Dataset content:
───

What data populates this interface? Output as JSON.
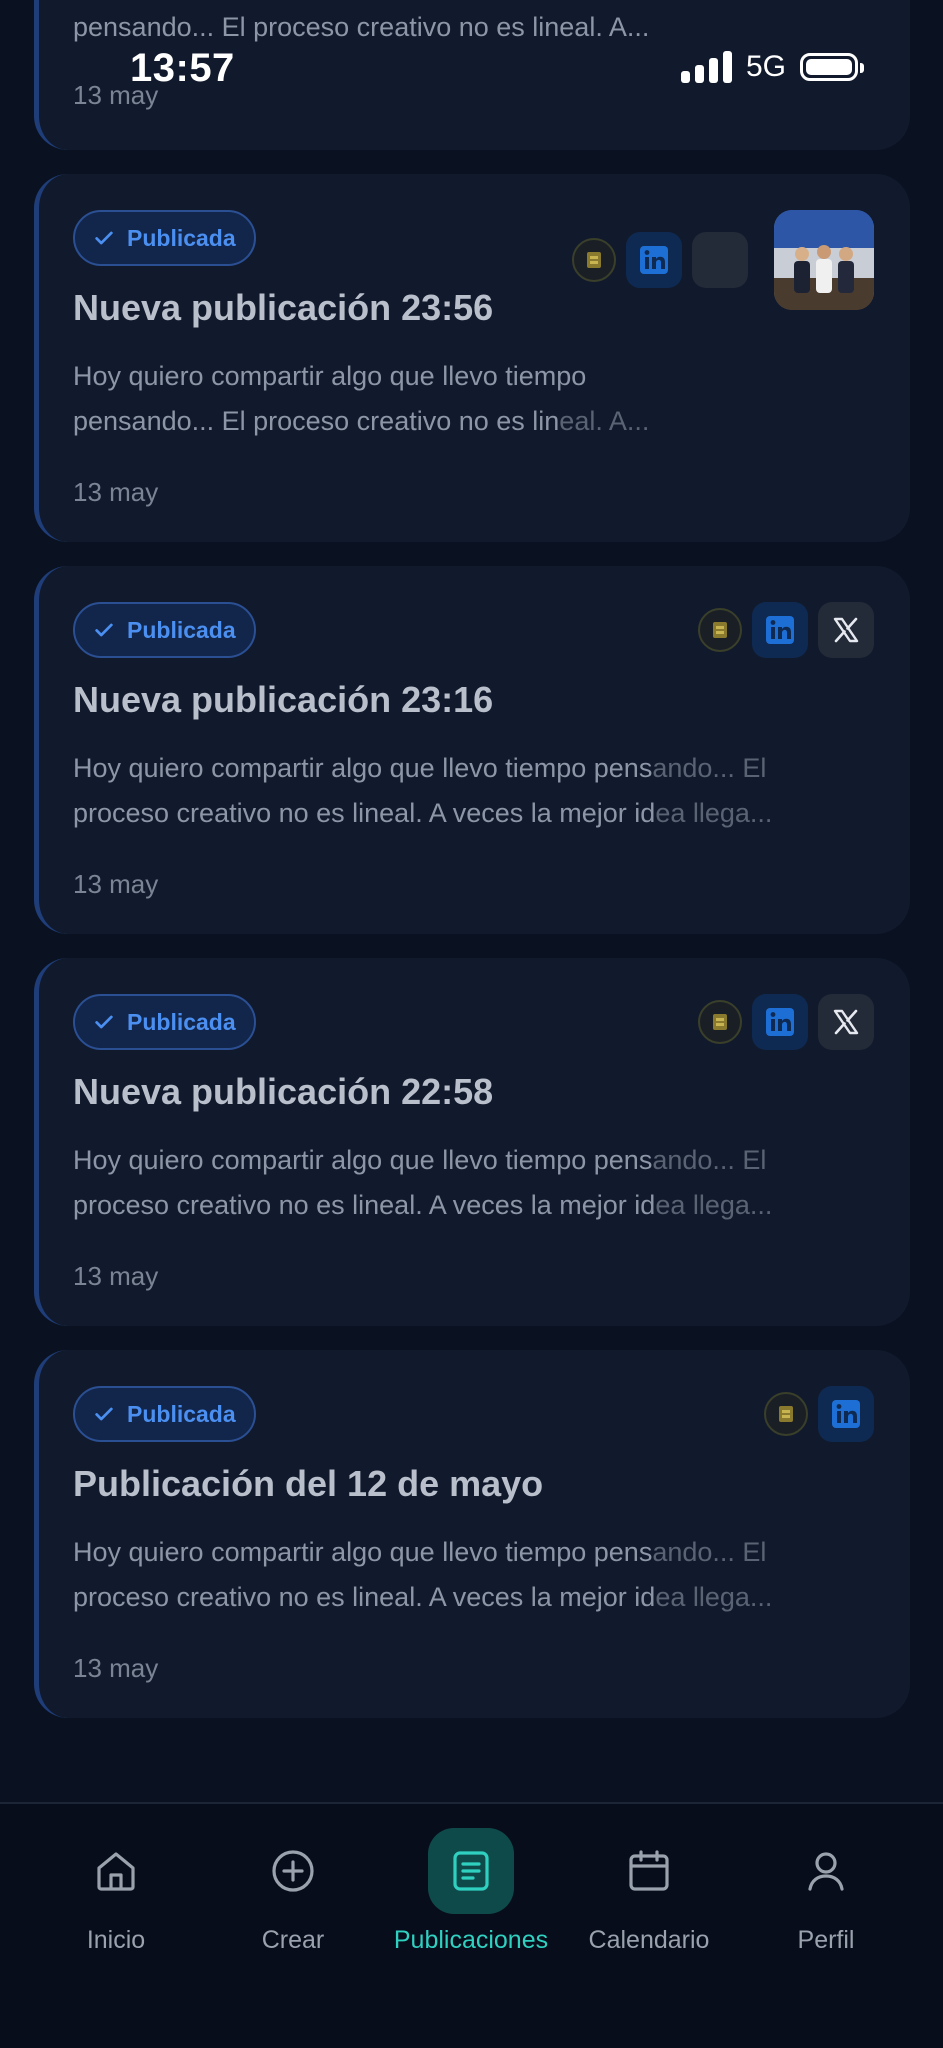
{
  "status_bar": {
    "time": "13:57",
    "network": "5G"
  },
  "top_partial_card": {
    "excerpt_line": "pensando... El proceso creativo no es lineal. A...",
    "date": "13 may"
  },
  "posts": [
    {
      "status": "Publicada",
      "title": "Nueva publicación 23:56",
      "excerpt_a": "Hoy quiero compartir algo que llevo tiempo",
      "excerpt_b": "pensando... El proceso creativo no es lin",
      "excerpt_b_fade": "eal. A...",
      "date": "13 may",
      "networks": [
        "brand-logo",
        "linkedin",
        "empty"
      ],
      "has_thumbnail": true
    },
    {
      "status": "Publicada",
      "title": "Nueva publicación 23:16",
      "excerpt_a": "Hoy quiero compartir algo que llevo tiempo pens",
      "excerpt_a_fade": "ando... El",
      "excerpt_b": "proceso creativo no es lineal. A veces la mejor id",
      "excerpt_b_fade": "ea llega...",
      "date": "13 may",
      "networks": [
        "brand-logo",
        "linkedin",
        "x"
      ]
    },
    {
      "status": "Publicada",
      "title": "Nueva publicación 22:58",
      "excerpt_a": "Hoy quiero compartir algo que llevo tiempo pens",
      "excerpt_a_fade": "ando... El",
      "excerpt_b": "proceso creativo no es lineal. A veces la mejor id",
      "excerpt_b_fade": "ea llega...",
      "date": "13 may",
      "networks": [
        "brand-logo",
        "linkedin",
        "x"
      ]
    },
    {
      "status": "Publicada",
      "title": "Publicación del 12 de mayo",
      "excerpt_a": "Hoy quiero compartir algo que llevo tiempo pens",
      "excerpt_a_fade": "ando... El",
      "excerpt_b": "proceso creativo no es lineal. A veces la mejor id",
      "excerpt_b_fade": "ea llega...",
      "date": "13 may",
      "networks": [
        "brand-logo",
        "linkedin"
      ]
    }
  ],
  "nav": {
    "items": [
      {
        "label": "Inicio",
        "icon": "home-icon"
      },
      {
        "label": "Crear",
        "icon": "plus-circle-icon"
      },
      {
        "label": "Publicaciones",
        "icon": "document-icon",
        "active": true
      },
      {
        "label": "Calendario",
        "icon": "calendar-icon"
      },
      {
        "label": "Perfil",
        "icon": "user-icon"
      }
    ]
  },
  "colors": {
    "background": "#0a1120",
    "card": "#111a2c",
    "badge_text": "#4b8ff0",
    "accent_active": "#2fd0c0",
    "linkedin": "#1d6fd6"
  }
}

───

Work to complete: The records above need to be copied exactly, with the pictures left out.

Answer to this task:
What data populates this interface? Output as JSON.
{
  "status_bar": {
    "time": "13:57",
    "network": "5G"
  },
  "top_partial_card": {
    "excerpt_line": "pensando... El proceso creativo no es lineal. A...",
    "date": "13 may"
  },
  "posts": [
    {
      "status": "Publicada",
      "title": "Nueva publicación 23:56",
      "excerpt_a": "Hoy quiero compartir algo que llevo tiempo",
      "excerpt_b": "pensando... El proceso creativo no es lin",
      "excerpt_b_fade": "eal. A...",
      "date": "13 may",
      "networks": [
        "brand-logo",
        "linkedin",
        "empty"
      ],
      "has_thumbnail": true
    },
    {
      "status": "Publicada",
      "title": "Nueva publicación 23:16",
      "excerpt_a": "Hoy quiero compartir algo que llevo tiempo pens",
      "excerpt_a_fade": "ando... El",
      "excerpt_b": "proceso creativo no es lineal. A veces la mejor id",
      "excerpt_b_fade": "ea llega...",
      "date": "13 may",
      "networks": [
        "brand-logo",
        "linkedin",
        "x"
      ]
    },
    {
      "status": "Publicada",
      "title": "Nueva publicación 22:58",
      "excerpt_a": "Hoy quiero compartir algo que llevo tiempo pens",
      "excerpt_a_fade": "ando... El",
      "excerpt_b": "proceso creativo no es lineal. A veces la mejor id",
      "excerpt_b_fade": "ea llega...",
      "date": "13 may",
      "networks": [
        "brand-logo",
        "linkedin",
        "x"
      ]
    },
    {
      "status": "Publicada",
      "title": "Publicación del 12 de mayo",
      "excerpt_a": "Hoy quiero compartir algo que llevo tiempo pens",
      "excerpt_a_fade": "ando... El",
      "excerpt_b": "proceso creativo no es lineal. A veces la mejor id",
      "excerpt_b_fade": "ea llega...",
      "date": "13 may",
      "networks": [
        "brand-logo",
        "linkedin"
      ]
    }
  ],
  "nav": {
    "items": [
      {
        "label": "Inicio",
        "icon": "home-icon"
      },
      {
        "label": "Crear",
        "icon": "plus-circle-icon"
      },
      {
        "label": "Publicaciones",
        "icon": "document-icon",
        "active": true
      },
      {
        "label": "Calendario",
        "icon": "calendar-icon"
      },
      {
        "label": "Perfil",
        "icon": "user-icon"
      }
    ]
  },
  "colors": {
    "background": "#0a1120",
    "card": "#111a2c",
    "badge_text": "#4b8ff0",
    "accent_active": "#2fd0c0",
    "linkedin": "#1d6fd6"
  }
}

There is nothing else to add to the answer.